Okay, so we've called out the obvious culprits, and anyone who is committed to permanent weight loss understands that good health does not depend on eliminating entire food groups from the diet or drinking a mixture of lemon juice, maple syrup and cayenne pepper for days on end. These claims are easy to ignore, because they have no basis in common sense or longevity.
There are some more insiduous messengers in the media that can make ideas like taking unregulated diet supplements and eating bacon everyday seem almost acceptable. Avoiding these messengers will help filter out the hype and help you focus on what really works.
1. Anyone who refers to him/herself (or is generally referred to) as a "guru." 'Nuff said.
2. Diet plans, exercise equipment/programs or supplements that claim to target certain areas of the body for fat loss. There is no such thing as spot reducing. Overall toning and interval training will reduce overall body fat while firming and shaping your body.
3. Oprah and just about any guest who appears on her show to talk about "health," "weight loss," or "fitness." Surely Oprah would never lead her viewers astray! As we've all witnessed, Oprah is a the quintessential fad dieter; from Bob Greene's Best Life Diet to her latest pet, Dr. Oz, her gurus have had her going vegan, detoxing and promoting colon cleansing. Two words: Dr. Phil. Sadly, even though Oprah is one of the most accomplished women in the world and has had Mr. Greene as her "guru" for almost 20 years, she still struggles with the one thing diet and exercise can't take care of on their own - emotional eating.
4. Jillian Michaels. I can't lie, I liked Jillian Michaels once upon a time. I read her books and thought that some of her ideas about metabolism and the effects of hormones on fat cells were spot-on. Her "don't diet, eat better" and "work hard and get out" ethic was right up my alley. Then I was shopping in a drugstore and came face-to-face with the woman herself - staring out at me from a row of fat-burning pills and cleansing formulas. That proved to me that Jillian & The Biggest Loser franchise are "fat porn" in the same way Paula Deen & FoodTV are "food porn" - if you can't, don't or won't do it yourself, you can always live vicariously through TV shows like The Biggest Loser or Cooking With Paula Deen - the franchise isn't interested in teaching you to lose weight (or to cook), they're interested in taking your money through advertising and jump-off products.
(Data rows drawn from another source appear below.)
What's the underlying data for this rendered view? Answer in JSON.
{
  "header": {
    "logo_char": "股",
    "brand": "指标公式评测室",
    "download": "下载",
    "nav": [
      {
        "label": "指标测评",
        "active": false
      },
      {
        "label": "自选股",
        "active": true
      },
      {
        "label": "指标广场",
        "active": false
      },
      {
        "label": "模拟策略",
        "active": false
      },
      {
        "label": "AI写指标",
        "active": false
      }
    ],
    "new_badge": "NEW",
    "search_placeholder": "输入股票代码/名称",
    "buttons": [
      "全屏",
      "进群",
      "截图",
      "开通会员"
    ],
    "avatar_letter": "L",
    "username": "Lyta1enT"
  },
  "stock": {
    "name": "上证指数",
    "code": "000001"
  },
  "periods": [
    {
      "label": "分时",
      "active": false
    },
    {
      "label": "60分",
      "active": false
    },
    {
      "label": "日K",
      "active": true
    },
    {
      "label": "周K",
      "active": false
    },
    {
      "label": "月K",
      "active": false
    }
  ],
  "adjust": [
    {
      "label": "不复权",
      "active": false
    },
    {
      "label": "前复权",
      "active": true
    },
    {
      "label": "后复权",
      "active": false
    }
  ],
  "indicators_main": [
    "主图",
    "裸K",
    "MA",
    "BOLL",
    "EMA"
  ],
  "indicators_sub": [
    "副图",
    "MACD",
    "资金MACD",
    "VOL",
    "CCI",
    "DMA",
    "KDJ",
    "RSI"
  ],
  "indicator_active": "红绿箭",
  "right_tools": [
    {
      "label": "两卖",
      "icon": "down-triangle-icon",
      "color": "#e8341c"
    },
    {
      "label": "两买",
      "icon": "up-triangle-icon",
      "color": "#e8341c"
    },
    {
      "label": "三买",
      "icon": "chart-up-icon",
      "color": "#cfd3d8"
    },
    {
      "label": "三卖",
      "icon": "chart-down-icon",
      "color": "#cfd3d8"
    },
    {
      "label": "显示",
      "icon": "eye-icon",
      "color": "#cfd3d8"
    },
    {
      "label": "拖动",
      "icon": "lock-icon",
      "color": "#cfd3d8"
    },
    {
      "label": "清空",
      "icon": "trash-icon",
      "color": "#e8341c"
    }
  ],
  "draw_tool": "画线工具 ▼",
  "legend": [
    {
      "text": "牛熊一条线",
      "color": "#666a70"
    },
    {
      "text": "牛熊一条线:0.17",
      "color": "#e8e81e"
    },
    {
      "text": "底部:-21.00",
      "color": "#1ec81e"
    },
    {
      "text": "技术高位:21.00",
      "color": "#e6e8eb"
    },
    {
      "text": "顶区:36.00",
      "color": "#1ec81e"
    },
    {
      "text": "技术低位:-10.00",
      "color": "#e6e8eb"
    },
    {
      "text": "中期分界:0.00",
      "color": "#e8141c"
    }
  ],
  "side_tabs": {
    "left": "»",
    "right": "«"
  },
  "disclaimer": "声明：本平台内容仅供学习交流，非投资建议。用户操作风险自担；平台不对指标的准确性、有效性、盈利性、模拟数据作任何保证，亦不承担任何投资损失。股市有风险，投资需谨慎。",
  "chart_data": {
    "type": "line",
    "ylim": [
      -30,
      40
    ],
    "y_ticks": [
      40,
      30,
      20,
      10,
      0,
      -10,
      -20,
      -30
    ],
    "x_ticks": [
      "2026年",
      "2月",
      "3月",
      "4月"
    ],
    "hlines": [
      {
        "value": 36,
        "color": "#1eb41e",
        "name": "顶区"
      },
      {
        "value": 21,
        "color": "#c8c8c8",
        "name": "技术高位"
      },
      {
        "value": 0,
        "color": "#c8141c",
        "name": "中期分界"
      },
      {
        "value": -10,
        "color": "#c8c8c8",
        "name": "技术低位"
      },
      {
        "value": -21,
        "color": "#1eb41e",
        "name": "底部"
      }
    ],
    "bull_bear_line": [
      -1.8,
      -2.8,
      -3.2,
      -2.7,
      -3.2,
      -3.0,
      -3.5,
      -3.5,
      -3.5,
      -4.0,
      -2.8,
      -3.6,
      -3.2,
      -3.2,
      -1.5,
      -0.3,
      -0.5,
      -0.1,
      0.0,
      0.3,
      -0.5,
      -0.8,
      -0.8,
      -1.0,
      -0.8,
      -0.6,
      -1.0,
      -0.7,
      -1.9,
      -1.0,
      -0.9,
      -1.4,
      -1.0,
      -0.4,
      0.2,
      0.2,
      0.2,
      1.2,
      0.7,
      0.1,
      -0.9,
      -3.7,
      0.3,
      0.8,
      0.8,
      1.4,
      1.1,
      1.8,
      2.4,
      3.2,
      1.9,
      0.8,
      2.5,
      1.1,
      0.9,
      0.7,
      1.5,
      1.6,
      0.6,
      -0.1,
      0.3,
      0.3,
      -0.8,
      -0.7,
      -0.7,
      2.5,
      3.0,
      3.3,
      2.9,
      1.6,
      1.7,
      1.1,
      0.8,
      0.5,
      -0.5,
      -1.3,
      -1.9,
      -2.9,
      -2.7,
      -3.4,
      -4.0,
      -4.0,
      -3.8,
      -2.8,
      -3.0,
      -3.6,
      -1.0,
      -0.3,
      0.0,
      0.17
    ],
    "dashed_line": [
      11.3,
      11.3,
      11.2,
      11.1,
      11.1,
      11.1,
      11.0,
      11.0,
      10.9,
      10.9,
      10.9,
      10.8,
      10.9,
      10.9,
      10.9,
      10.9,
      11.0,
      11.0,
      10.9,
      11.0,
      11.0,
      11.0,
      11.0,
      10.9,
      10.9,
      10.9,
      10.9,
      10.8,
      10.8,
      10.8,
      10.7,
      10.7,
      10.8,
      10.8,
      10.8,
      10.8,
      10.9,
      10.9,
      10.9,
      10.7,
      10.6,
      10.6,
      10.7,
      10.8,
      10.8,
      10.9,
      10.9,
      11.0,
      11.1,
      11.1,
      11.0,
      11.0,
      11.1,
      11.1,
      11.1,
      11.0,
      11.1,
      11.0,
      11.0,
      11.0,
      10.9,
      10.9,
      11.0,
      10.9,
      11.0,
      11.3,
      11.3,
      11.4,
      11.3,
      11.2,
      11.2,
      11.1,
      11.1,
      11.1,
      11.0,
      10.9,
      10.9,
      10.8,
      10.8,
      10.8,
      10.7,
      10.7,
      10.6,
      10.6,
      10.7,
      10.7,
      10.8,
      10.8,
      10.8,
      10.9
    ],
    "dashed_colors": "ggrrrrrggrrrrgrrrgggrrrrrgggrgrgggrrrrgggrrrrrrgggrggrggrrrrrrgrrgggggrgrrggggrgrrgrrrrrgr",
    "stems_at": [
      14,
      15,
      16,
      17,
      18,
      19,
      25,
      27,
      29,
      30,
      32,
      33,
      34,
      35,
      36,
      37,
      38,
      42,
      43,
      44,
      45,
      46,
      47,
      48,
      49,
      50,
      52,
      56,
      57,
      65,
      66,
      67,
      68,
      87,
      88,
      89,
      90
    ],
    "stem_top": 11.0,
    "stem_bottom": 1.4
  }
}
5. Any diet plan or spokesperson who claims you can lose weight without making your own food. Unless you've got unlimited unfunds & a tiny stomach, you're going to have to learn how to cook if you want to lose weight for good. Most of the food in these delivery plans are intensely processed and are full of high-fructose corn syrup, other preservatives/fillers and salt - all the things you want to avoid. Stick to whole, fresh foods and avoid boxed & processed food (especially those with cute labels like Best Life) - you'll save both money and your health. Make the time to cook ahead and have basic meal staples ready to go when you're in a rush.